***** DATASET CONTENT

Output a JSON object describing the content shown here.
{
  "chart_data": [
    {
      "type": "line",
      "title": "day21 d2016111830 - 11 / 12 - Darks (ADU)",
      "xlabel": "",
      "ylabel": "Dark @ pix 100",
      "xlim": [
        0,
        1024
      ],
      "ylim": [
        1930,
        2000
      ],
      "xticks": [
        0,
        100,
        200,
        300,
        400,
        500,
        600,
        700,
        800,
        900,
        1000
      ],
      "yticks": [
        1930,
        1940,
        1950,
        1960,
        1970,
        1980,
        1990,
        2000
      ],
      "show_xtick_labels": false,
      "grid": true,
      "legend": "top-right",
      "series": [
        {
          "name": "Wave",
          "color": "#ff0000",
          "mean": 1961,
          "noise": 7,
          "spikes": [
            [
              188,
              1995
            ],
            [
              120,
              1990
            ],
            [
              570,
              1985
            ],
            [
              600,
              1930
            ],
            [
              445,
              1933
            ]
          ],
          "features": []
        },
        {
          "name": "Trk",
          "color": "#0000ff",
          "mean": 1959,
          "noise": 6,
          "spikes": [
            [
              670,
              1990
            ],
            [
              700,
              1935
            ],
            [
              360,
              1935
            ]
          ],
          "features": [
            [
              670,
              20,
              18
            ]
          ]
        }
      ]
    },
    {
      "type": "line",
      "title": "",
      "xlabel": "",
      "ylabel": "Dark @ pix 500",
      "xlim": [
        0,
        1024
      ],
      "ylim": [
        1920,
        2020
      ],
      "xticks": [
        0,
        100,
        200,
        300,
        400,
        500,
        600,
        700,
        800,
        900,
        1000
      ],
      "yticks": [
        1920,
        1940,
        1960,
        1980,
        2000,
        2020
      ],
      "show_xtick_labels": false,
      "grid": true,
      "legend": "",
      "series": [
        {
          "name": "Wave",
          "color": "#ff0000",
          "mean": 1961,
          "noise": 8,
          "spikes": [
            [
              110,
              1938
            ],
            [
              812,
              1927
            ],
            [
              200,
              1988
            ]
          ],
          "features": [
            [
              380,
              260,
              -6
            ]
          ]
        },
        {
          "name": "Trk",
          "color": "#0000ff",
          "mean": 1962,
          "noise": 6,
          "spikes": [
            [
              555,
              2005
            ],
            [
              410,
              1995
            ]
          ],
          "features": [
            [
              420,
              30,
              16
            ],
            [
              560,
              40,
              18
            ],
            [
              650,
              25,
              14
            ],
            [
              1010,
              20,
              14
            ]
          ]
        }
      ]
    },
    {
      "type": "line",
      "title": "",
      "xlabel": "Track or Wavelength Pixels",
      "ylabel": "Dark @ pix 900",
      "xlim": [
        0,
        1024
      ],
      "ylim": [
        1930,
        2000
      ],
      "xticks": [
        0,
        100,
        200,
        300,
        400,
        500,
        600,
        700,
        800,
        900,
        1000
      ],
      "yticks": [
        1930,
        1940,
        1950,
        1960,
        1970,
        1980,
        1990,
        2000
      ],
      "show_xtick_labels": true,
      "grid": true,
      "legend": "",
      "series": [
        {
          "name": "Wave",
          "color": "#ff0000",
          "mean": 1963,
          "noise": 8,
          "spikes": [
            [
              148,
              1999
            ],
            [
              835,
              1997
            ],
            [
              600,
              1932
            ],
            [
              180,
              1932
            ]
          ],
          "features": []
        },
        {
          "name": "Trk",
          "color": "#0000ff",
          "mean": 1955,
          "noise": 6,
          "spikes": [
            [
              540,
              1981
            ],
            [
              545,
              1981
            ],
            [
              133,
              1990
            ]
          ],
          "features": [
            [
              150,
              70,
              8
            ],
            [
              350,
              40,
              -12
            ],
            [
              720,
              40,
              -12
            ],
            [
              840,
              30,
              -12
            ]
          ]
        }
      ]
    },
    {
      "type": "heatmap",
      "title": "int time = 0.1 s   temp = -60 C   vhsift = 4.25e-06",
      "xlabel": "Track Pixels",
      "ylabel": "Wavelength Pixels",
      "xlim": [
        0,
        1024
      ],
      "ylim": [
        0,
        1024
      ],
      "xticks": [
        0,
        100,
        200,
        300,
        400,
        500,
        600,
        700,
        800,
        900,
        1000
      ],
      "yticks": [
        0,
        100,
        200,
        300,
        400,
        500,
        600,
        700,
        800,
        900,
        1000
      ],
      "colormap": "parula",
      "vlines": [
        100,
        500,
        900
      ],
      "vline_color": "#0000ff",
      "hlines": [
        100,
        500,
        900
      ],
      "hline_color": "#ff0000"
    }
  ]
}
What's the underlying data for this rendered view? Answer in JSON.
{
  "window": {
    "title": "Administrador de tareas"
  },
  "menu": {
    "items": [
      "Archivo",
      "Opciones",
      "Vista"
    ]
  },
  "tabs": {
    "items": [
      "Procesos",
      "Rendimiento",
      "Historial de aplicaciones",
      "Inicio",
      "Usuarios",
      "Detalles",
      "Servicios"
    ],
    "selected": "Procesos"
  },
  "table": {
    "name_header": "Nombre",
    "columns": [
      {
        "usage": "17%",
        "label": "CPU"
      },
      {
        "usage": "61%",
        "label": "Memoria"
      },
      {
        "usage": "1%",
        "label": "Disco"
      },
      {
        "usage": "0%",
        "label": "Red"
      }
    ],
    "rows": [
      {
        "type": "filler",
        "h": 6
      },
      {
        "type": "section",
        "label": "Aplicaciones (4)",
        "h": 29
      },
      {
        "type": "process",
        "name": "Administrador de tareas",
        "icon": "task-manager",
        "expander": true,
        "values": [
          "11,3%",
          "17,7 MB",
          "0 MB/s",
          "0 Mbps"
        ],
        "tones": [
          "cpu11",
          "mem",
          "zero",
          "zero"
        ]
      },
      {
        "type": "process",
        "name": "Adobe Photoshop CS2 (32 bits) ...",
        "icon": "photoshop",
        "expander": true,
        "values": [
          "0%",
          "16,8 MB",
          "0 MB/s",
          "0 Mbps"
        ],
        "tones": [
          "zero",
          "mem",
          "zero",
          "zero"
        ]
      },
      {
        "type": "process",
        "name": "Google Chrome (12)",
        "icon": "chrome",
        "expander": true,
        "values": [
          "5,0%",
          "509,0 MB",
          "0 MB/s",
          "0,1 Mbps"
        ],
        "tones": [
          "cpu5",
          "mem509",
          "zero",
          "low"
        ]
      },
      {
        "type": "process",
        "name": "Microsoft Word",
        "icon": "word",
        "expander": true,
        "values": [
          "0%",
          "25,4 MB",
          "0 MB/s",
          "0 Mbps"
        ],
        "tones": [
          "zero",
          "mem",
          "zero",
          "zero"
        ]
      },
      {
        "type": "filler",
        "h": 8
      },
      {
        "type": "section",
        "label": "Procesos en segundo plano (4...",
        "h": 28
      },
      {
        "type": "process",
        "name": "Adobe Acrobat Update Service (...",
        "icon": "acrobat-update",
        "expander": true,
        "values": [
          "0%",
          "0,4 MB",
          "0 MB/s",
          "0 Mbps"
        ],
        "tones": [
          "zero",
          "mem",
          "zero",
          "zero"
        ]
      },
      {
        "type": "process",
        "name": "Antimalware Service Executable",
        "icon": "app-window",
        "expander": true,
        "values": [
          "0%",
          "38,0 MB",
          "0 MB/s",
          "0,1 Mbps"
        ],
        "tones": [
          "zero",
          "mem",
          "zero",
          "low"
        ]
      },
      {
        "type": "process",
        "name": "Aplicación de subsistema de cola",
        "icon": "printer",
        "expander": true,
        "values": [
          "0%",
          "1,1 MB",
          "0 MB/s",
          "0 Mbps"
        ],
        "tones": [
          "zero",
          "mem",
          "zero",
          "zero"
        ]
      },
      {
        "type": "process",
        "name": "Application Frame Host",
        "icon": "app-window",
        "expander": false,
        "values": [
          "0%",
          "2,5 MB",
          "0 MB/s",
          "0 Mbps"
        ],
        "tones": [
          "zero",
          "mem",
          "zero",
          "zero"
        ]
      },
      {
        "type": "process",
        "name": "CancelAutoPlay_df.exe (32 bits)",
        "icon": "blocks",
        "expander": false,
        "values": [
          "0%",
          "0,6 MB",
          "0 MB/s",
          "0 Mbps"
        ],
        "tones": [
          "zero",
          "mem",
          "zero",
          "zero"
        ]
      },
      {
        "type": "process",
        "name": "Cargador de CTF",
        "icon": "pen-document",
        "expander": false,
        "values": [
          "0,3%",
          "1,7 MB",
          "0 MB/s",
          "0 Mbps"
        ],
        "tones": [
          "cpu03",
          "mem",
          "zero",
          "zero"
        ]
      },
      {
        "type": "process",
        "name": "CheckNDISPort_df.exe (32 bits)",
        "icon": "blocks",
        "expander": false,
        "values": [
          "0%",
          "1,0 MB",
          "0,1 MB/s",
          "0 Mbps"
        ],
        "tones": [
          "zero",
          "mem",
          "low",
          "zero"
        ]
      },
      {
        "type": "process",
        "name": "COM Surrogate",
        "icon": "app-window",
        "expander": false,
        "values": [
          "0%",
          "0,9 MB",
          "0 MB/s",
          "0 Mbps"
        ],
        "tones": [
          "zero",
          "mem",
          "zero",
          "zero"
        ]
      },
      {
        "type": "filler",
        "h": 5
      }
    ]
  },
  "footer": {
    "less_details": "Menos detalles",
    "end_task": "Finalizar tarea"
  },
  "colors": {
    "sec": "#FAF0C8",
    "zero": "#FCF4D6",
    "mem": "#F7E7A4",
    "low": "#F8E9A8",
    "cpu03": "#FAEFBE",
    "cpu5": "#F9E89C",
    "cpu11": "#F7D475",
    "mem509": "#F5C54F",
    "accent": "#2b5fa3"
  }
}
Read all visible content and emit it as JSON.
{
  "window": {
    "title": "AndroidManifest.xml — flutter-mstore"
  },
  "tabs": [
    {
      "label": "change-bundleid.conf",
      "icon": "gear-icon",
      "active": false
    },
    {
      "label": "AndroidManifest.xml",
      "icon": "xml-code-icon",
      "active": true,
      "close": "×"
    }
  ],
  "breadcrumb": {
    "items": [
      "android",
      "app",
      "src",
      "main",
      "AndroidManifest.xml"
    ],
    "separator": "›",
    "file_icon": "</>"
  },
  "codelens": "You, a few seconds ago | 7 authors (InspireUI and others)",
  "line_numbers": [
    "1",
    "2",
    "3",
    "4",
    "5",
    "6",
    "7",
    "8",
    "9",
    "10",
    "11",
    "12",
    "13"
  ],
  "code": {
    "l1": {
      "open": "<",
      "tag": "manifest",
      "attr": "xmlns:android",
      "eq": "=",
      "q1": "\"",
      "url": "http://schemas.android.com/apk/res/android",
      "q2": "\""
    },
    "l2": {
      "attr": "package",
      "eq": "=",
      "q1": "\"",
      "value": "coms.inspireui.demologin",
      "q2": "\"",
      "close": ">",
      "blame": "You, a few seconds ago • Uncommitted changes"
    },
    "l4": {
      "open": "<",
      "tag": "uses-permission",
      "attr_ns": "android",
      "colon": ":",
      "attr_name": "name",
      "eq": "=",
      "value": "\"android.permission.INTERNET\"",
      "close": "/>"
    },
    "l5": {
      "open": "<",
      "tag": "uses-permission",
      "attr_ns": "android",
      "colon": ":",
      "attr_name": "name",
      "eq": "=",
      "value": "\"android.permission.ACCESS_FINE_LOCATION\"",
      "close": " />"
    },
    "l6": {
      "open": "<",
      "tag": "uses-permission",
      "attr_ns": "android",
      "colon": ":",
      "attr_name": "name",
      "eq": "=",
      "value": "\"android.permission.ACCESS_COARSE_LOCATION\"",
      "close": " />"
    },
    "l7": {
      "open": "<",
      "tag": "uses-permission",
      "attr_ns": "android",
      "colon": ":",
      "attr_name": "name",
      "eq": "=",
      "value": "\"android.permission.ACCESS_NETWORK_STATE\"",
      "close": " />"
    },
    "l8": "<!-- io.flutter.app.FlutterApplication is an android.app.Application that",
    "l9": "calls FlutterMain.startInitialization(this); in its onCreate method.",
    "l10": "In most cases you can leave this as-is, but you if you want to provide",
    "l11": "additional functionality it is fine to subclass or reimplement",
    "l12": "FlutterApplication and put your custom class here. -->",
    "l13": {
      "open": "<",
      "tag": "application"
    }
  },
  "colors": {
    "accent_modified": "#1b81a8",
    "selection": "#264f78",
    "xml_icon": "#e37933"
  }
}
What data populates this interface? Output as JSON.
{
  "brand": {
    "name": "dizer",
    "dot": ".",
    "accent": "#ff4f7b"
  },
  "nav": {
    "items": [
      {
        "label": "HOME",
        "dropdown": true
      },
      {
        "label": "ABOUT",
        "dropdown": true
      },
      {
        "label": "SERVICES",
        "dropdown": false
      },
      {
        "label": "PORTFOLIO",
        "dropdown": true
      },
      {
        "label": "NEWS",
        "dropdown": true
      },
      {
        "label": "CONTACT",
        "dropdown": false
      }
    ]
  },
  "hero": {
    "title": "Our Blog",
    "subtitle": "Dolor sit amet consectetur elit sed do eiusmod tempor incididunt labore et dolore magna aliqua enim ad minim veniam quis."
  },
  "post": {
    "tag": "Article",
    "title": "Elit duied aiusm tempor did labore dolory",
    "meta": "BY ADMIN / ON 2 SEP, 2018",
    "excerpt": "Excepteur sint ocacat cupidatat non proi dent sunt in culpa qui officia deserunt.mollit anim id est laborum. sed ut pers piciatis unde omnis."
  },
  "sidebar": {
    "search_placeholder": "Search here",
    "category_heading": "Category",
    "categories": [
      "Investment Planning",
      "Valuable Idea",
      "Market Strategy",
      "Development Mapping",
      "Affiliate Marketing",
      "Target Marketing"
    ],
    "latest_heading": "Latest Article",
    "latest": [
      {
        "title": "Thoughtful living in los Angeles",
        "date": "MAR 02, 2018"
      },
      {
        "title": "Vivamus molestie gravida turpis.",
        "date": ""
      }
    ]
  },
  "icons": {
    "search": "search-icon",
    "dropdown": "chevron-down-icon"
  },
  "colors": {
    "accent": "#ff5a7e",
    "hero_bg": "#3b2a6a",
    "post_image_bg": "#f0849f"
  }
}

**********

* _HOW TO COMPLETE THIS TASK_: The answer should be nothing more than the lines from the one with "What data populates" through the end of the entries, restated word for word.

* _YOUR RESPONSE_:
What data populates this interface? Output as JSON.
{
  "brand": {
    "name": "dizer",
    "dot": ".",
    "accent": "#ff4f7b"
  },
  "nav": {
    "items": [
      {
        "label": "HOME",
        "dropdown": true
      },
      {
        "label": "ABOUT",
        "dropdown": true
      },
      {
        "label": "SERVICES",
        "dropdown": false
      },
      {
        "label": "PORTFOLIO",
        "dropdown": true
      },
      {
        "label": "NEWS",
        "dropdown": true
      },
      {
        "label": "CONTACT",
        "dropdown": false
      }
    ]
  },
  "hero": {
    "title": "Our Blog",
    "subtitle": "Dolor sit amet consectetur elit sed do eiusmod tempor incididunt labore et dolore magna aliqua enim ad minim veniam quis."
  },
  "post": {
    "tag": "Article",
    "title": "Elit duied aiusm tempor did labore dolory",
    "meta": "BY ADMIN / ON 2 SEP, 2018",
    "excerpt": "Excepteur sint ocacat cupidatat non proi dent sunt in culpa qui officia deserunt.mollit anim id est laborum. sed ut pers piciatis unde omnis."
  },
  "sidebar": {
    "search_placeholder": "Search here",
    "category_heading": "Category",
    "categories": [
      "Investment Planning",
      "Valuable Idea",
      "Market Strategy",
      "Development Mapping",
      "Affiliate Marketing",
      "Target Marketing"
    ],
    "latest_heading": "Latest Article",
    "latest": [
      {
        "title": "Thoughtful living in los Angeles",
        "date": "MAR 02, 2018"
      },
      {
        "title": "Vivamus molestie gravida turpis.",
        "date": ""
      }
    ]
  },
  "icons": {
    "search": "search-icon",
    "dropdown": "chevron-down-icon"
  },
  "colors": {
    "accent": "#ff5a7e",
    "hero_bg": "#3b2a6a",
    "post_image_bg": "#f0849f"
  }
}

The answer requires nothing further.